Ukraine is marking the 70-th anniversary of the terrible 1932-1933 famine today.
All Ukrainian churches are holding memorial services in this connection.
Ukraine experienced three famines throughout the 20-th century, that is, over the 1921-1923 period, in 1932 and 1933, as well as in 1946 and 1947, respectively. However, the 1932-1933 famine was particularly terrible and large-scale. Historians estimate that somewhere between 5 million and 10 million people had perished during that period.
The Soviet Union experienced a crop failure in 1932; consequently, the Soviet leadership ordered Ukraine to stock 44 percent more grain than had initially been planned. In August 1932 Communist Party activists were allowed to confiscate kolkhoz (collective-farm) grain. Moreover, a law stipulating capital punishment for socialist-property thefts was passed.
The most terrifying consequences of this policy were manifested in early 1933. Local peasants, who lacked any bread, had to eat cats, dogs and rats; cannibalism also became quite widespread. Thousands of Ukrainian villages died out by late 1933.
Ukraine officially marks famine-victims day on the fourth Saturday of each November.
Not that long ago, American soldiers would train their skills to counter insurgent and partisan military organizations.
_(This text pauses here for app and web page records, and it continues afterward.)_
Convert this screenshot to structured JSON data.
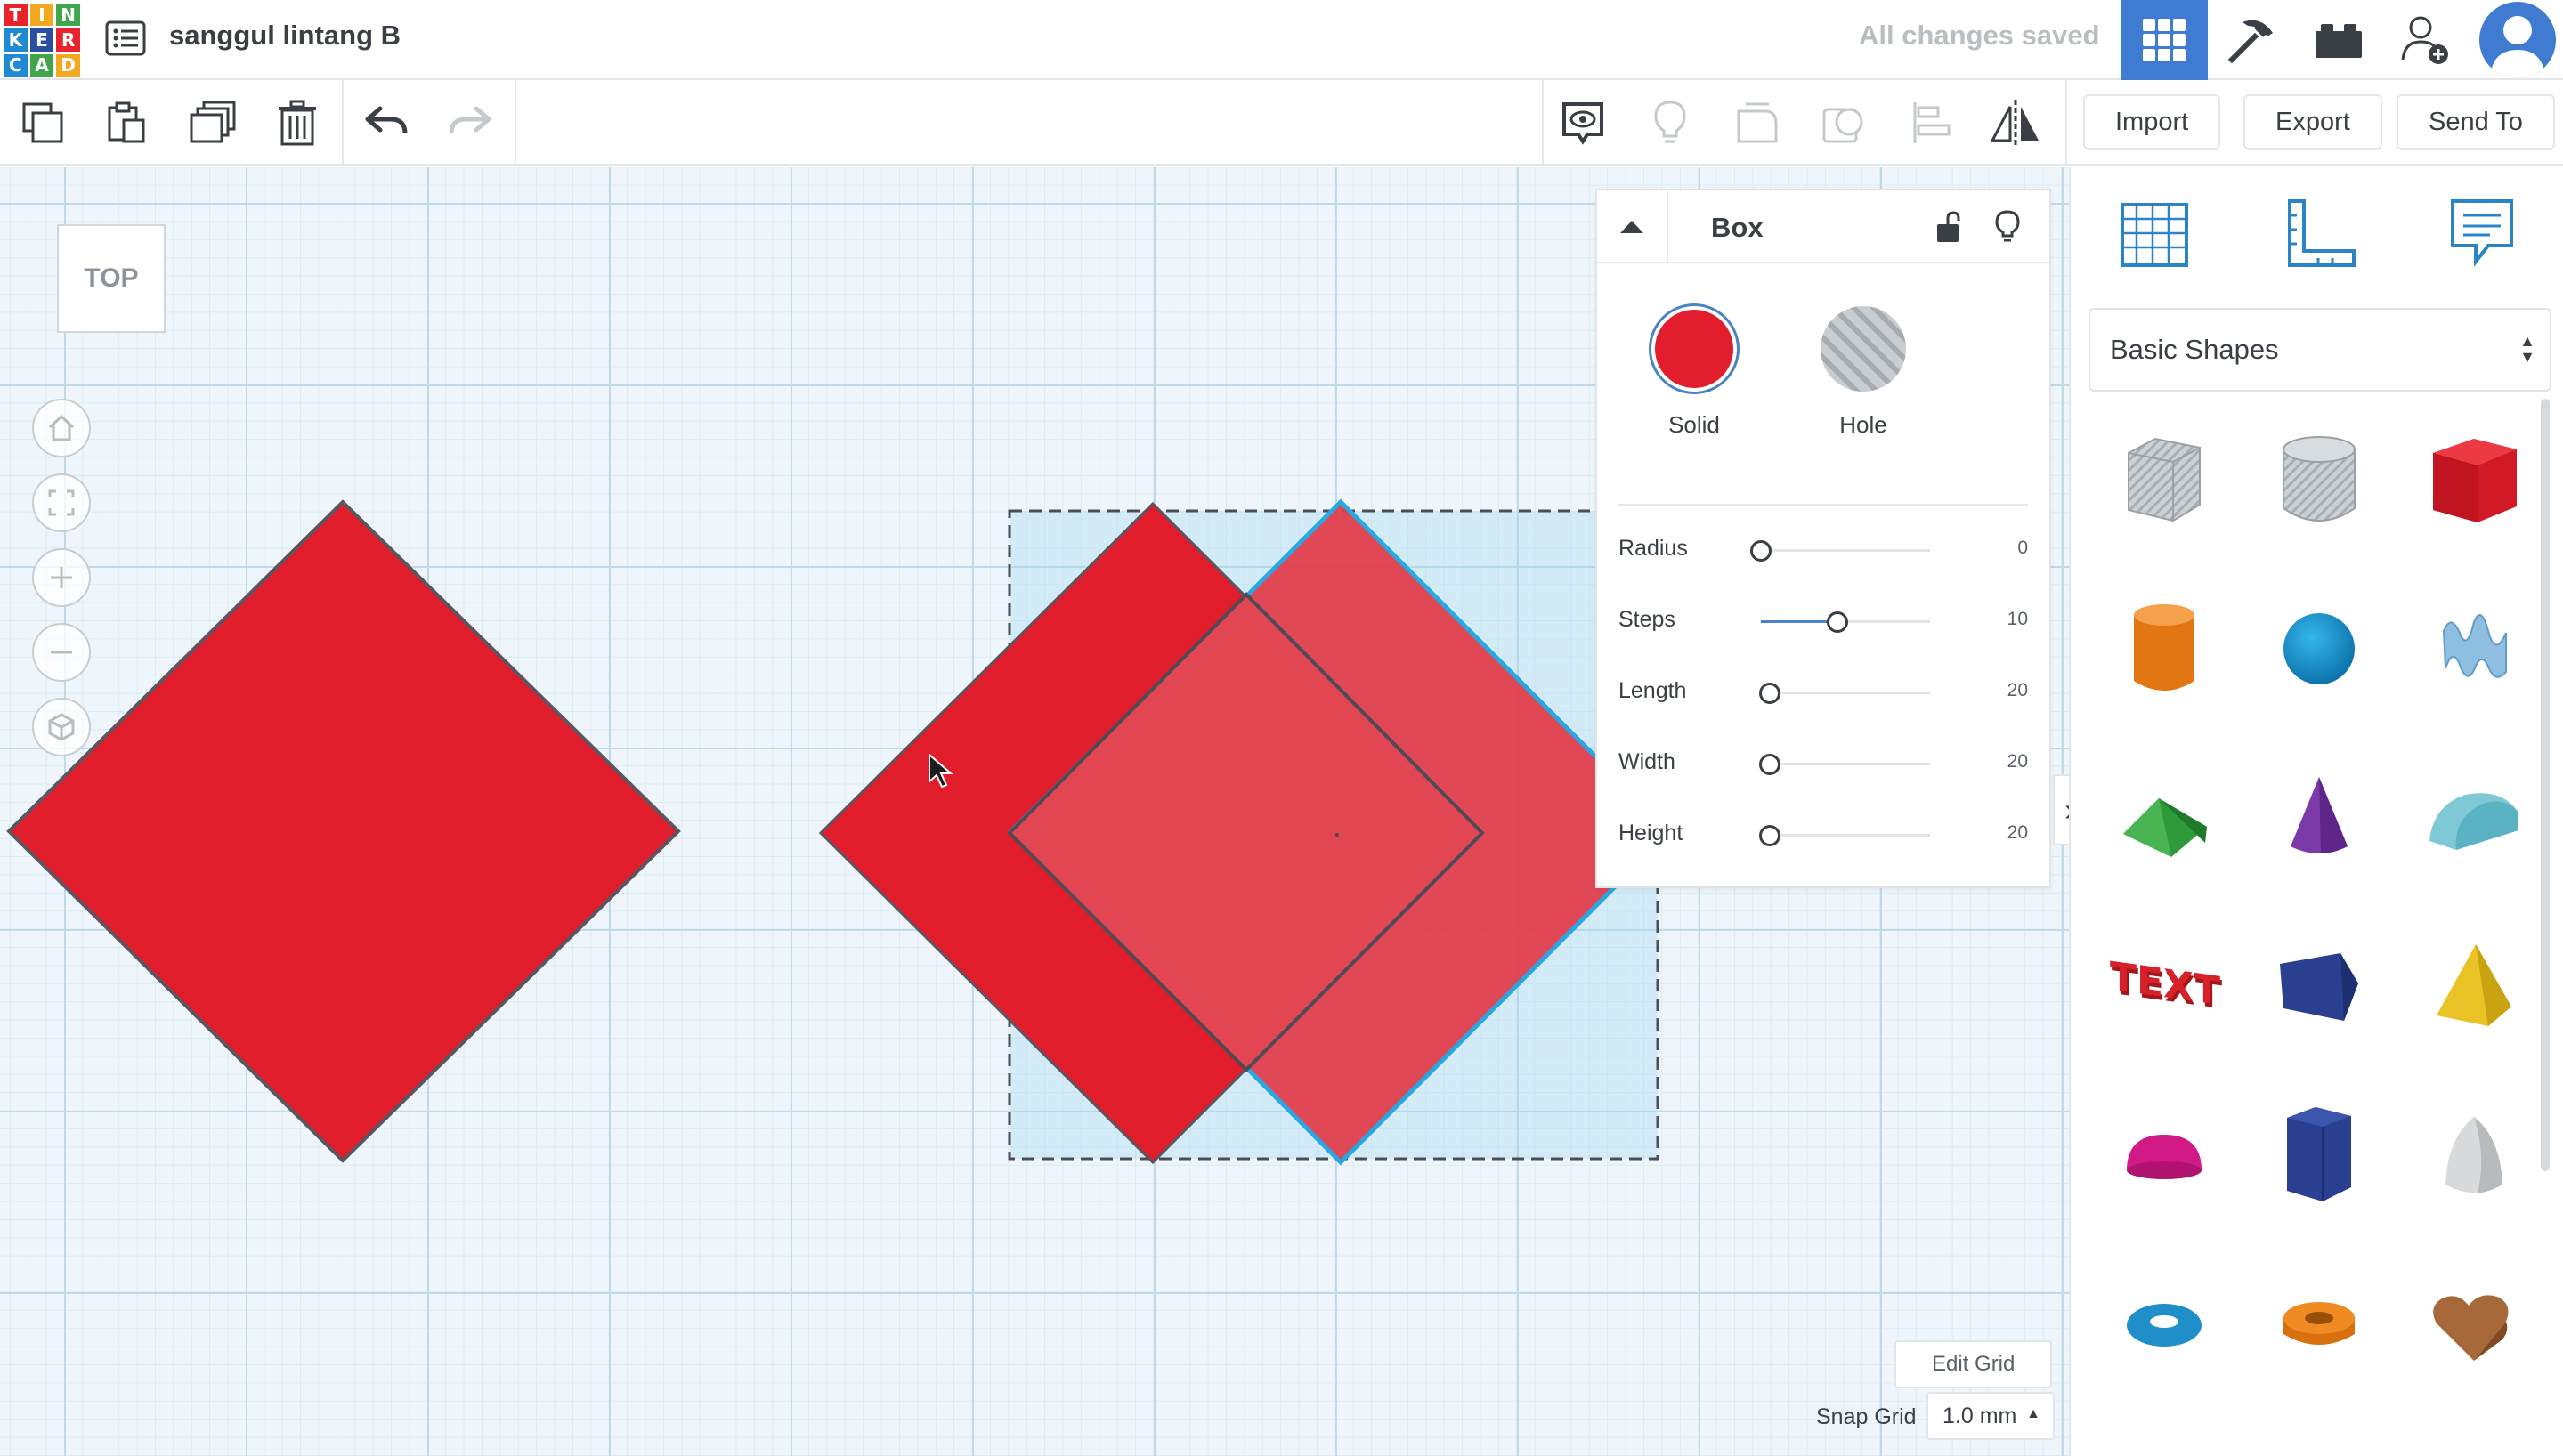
{
  "app": {
    "logo_letters": [
      "T",
      "I",
      "N",
      "K",
      "E",
      "R",
      "C",
      "A",
      "D"
    ],
    "design_title": "sanggul lintang B",
    "save_status": "All changes saved",
    "views": [
      "grid-3d-view-icon",
      "pickaxe-build-icon",
      "bricks-icon"
    ]
  },
  "toolbar": {
    "import_label": "Import",
    "export_label": "Export",
    "send_to_label": "Send To"
  },
  "workplane": {
    "viewcube_label": "TOP",
    "edit_grid_label": "Edit Grid",
    "snap_grid_label": "Snap Grid",
    "snap_grid_value": "1.0 mm"
  },
  "inspector": {
    "title": "Box",
    "solid_label": "Solid",
    "hole_label": "Hole",
    "props": [
      {
        "label": "Radius",
        "value": "0",
        "pos": 0.0
      },
      {
        "label": "Steps",
        "value": "10",
        "pos": 0.45
      },
      {
        "label": "Length",
        "value": "20",
        "pos": 0.05
      },
      {
        "label": "Width",
        "value": "20",
        "pos": 0.05
      },
      {
        "label": "Height",
        "value": "20",
        "pos": 0.05
      }
    ]
  },
  "library": {
    "selected": "Basic Shapes",
    "shapes": [
      "box-hole-shape",
      "cylinder-hole-shape",
      "box-shape",
      "cylinder-shape",
      "sphere-shape",
      "scribble-shape",
      "roof-shape",
      "cone-shape",
      "round-roof-shape",
      "text-shape",
      "polygon-shape",
      "pyramid-shape",
      "half-sphere-shape",
      "hexagonal-prism-shape",
      "paraboloid-shape",
      "torus-shape",
      "tube-shape",
      "heart-shape"
    ]
  },
  "colors": {
    "accent": "#3e7bd1",
    "solid_red": "#e21d2e",
    "selection_blue": "#2aa6e0"
  }
}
These days, they are trained to show resistance to the regular army of a potential adversary